WASHINGTON, D.C.- Congressman Don Young (R-AK), Vice Chair of the Democratic Caucus Congresswoman Katherine Clark (D-MA), and Congresswoman Kim Schrier (D-WA) introduced the Child Care Access Means Parents In School Reauthorization (CCAMPIS) Act, a bill that would provide $200 million annually in grant funding to support child care for student parents on college campuses.
“Pursuing higher education is one of the most important options for improving one’s life circumstances,” said Congressman Don Young. “Higher education is the pathway for many parents hoping to better their lives, learn a new trade, or simply increase their take-home pay. Unfortunately, a lack of affordable child care has cut short too many dreams of earning a college degree. I am proud to support Congresswoman Clark’s legislation to increase access to on-campus child care. Supporting Alaska’s parents by expanding access to high quality child care is not only the right thing to do, our state’s workforce depends on it.”

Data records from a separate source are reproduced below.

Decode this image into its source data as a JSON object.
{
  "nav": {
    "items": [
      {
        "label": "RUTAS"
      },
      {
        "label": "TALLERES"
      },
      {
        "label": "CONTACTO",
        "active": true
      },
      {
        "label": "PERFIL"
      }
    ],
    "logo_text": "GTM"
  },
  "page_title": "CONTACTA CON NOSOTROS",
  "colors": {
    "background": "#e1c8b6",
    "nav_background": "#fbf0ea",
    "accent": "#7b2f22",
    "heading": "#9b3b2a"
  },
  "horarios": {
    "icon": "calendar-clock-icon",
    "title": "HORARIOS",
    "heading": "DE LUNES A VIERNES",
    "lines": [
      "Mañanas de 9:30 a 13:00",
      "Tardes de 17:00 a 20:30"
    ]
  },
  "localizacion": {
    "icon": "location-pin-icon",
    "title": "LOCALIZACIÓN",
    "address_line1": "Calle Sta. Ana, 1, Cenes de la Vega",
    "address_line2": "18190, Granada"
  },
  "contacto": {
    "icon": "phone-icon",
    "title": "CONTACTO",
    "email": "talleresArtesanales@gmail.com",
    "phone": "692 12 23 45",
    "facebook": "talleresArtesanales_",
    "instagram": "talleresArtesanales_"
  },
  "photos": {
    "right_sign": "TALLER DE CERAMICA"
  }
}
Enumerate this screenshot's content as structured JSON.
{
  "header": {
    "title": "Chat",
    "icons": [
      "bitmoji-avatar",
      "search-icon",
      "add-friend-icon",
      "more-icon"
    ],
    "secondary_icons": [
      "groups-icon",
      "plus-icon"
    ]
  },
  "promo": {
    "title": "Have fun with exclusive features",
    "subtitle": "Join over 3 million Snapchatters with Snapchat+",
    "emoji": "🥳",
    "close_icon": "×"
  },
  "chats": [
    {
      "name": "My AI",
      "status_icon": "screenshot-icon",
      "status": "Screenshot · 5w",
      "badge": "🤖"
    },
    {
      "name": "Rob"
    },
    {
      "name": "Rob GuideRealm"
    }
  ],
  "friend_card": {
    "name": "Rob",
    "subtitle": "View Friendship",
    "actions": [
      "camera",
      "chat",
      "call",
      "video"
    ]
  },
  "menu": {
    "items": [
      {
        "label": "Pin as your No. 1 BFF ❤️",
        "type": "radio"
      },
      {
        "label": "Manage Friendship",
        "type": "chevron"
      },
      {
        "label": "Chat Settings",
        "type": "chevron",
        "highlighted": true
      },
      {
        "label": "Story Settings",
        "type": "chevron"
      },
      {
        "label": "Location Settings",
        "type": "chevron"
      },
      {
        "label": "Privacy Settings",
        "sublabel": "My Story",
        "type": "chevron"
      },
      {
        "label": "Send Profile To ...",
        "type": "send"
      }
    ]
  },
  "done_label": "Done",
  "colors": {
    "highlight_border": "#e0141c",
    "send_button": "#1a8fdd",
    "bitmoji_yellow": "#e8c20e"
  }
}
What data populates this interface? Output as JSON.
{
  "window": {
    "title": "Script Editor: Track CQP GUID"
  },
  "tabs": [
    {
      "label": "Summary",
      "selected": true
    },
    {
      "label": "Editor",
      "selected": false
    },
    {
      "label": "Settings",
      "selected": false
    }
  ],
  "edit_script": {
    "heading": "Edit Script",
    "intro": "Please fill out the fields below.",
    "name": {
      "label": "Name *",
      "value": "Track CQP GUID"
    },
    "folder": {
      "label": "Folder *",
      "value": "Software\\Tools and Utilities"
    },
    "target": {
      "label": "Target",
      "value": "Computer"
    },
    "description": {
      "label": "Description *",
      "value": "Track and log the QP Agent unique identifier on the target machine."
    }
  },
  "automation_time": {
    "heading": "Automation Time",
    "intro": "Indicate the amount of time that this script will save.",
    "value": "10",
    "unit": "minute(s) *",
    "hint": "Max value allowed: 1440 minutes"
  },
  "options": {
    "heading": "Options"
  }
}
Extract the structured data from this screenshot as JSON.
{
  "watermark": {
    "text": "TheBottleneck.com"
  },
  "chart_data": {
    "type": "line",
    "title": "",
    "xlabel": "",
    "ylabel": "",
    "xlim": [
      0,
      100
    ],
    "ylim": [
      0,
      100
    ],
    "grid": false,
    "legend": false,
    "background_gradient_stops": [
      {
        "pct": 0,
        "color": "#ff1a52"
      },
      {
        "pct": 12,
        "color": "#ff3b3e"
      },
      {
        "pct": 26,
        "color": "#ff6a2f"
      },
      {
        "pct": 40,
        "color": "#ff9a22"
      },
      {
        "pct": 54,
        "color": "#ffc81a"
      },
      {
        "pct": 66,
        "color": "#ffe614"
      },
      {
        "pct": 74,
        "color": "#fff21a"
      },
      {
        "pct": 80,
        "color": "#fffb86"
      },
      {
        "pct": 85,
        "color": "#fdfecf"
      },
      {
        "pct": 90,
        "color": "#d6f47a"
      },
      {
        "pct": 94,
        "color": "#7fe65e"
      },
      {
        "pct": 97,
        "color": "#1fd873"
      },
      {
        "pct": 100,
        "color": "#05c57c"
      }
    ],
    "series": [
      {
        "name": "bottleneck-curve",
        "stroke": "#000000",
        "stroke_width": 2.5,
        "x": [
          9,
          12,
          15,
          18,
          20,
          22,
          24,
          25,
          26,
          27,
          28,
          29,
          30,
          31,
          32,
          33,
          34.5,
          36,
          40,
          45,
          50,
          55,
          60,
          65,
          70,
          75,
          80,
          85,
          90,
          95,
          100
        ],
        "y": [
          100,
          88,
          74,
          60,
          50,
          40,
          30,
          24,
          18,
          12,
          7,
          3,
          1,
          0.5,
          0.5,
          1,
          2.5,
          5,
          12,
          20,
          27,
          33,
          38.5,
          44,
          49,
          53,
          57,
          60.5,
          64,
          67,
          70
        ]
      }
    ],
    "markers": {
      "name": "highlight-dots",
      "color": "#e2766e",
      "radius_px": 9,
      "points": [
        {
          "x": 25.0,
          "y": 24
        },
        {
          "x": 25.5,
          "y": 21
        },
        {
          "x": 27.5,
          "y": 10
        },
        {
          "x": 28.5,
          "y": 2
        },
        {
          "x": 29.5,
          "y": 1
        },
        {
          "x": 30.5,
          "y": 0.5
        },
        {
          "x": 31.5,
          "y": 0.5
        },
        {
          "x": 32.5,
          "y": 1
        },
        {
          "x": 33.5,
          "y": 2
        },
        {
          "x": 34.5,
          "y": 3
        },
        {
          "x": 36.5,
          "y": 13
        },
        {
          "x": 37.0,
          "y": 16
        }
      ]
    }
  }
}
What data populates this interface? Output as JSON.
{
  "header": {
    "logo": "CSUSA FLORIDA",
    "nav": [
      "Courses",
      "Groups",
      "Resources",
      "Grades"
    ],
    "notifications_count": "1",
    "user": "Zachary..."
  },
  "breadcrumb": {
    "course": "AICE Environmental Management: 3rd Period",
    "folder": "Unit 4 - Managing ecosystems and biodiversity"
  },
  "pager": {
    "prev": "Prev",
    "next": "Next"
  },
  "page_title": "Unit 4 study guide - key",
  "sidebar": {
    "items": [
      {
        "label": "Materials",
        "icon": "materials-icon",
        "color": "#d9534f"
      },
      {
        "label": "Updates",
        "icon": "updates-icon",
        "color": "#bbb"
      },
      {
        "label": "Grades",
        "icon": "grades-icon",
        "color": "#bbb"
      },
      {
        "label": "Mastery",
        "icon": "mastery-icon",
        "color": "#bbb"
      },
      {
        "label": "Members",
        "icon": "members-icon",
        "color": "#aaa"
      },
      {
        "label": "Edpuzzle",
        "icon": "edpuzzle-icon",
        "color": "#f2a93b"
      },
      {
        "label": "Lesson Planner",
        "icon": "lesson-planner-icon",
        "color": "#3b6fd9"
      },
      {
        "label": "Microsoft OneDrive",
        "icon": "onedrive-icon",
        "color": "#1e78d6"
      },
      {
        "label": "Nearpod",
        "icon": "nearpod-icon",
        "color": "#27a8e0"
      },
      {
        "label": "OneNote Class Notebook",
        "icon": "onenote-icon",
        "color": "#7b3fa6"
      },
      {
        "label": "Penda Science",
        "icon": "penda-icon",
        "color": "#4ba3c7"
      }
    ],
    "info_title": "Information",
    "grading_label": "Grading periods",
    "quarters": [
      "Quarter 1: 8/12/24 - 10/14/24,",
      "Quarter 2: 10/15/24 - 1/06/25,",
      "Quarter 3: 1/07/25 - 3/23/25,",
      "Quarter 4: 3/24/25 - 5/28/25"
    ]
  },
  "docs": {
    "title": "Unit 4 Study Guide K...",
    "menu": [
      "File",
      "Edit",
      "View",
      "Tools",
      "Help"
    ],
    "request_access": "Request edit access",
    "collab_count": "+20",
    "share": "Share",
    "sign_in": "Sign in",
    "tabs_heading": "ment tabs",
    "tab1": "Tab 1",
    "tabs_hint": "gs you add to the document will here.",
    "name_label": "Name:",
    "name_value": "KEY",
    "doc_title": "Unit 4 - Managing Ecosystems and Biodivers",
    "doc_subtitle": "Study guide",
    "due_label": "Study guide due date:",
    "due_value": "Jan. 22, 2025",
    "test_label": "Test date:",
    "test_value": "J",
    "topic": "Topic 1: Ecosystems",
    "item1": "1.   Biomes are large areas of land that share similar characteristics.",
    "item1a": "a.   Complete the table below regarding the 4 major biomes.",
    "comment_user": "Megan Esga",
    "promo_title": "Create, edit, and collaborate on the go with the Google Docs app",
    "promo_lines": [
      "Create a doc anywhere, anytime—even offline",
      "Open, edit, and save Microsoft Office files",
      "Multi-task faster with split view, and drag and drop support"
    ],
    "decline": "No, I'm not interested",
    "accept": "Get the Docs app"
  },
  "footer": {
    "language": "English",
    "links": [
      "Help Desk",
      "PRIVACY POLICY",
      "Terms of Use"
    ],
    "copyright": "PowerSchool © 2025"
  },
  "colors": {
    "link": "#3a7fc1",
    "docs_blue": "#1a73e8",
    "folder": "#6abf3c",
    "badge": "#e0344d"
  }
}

“We know that the high cost of child care restricts parents from pursuing an education or a new career,” said Congresswoman Katherine Clark. “This legislation will give our student parents a fair shot at success and our children the foundational education that is vital to their future learning.”
“Many students attending college today are working parents – both young and more senior. Too often these students are not able to finish their degree because of reasons unrelated to school, such as excessive child care costs. I know that in Washington State, child care costs are more expensive than a public, four-year degree. This bill will help student parents stay in school and finish their degree by ensuring there is quality, affordable child care on or near campus,” said Congresswoman Kim Schrier, M.D.
Affordable, reliable child care is a crucial support for the nation’s 4.8 million student parents. While the population of student parents has increased by 50% over the last decade, access to child care on campuses has declined. For community colleges, access to on-campus child care dropped from 53 percent in 2003 to 42 percent in 2017. At four-year institutions, access declined from 54 to 48 percent over the same time.
The high cost of child care is an additional barrier for student parents, especially low-income families. Right now, the cost of child care exceeds the national average fees and tuition for a 4-year public university. As a result, student parents have significantly higher debt than their peers and further, are often unable to complete their education.
Improving access to high quality, dependable and affordable child care is one of the most effective ways colleges and universities can support low-income student parents.
The Child Care Access Means Parents in Schools (CCAMPIS) Reauthorization Act will:
- Reauthorize the CCAMPIS grant program, and increase funding to $200 million annually through 2025;
- Allows grant applicants to create annual performance metrics that are ambitious without being overly-burdensome;
- Offers the opportunity for a bonus payment or continuation of grant funding to eligible institutions;
- Requires the Department of Education to provide an annual report to Congress summarizing the impact of the CCAMPIS program.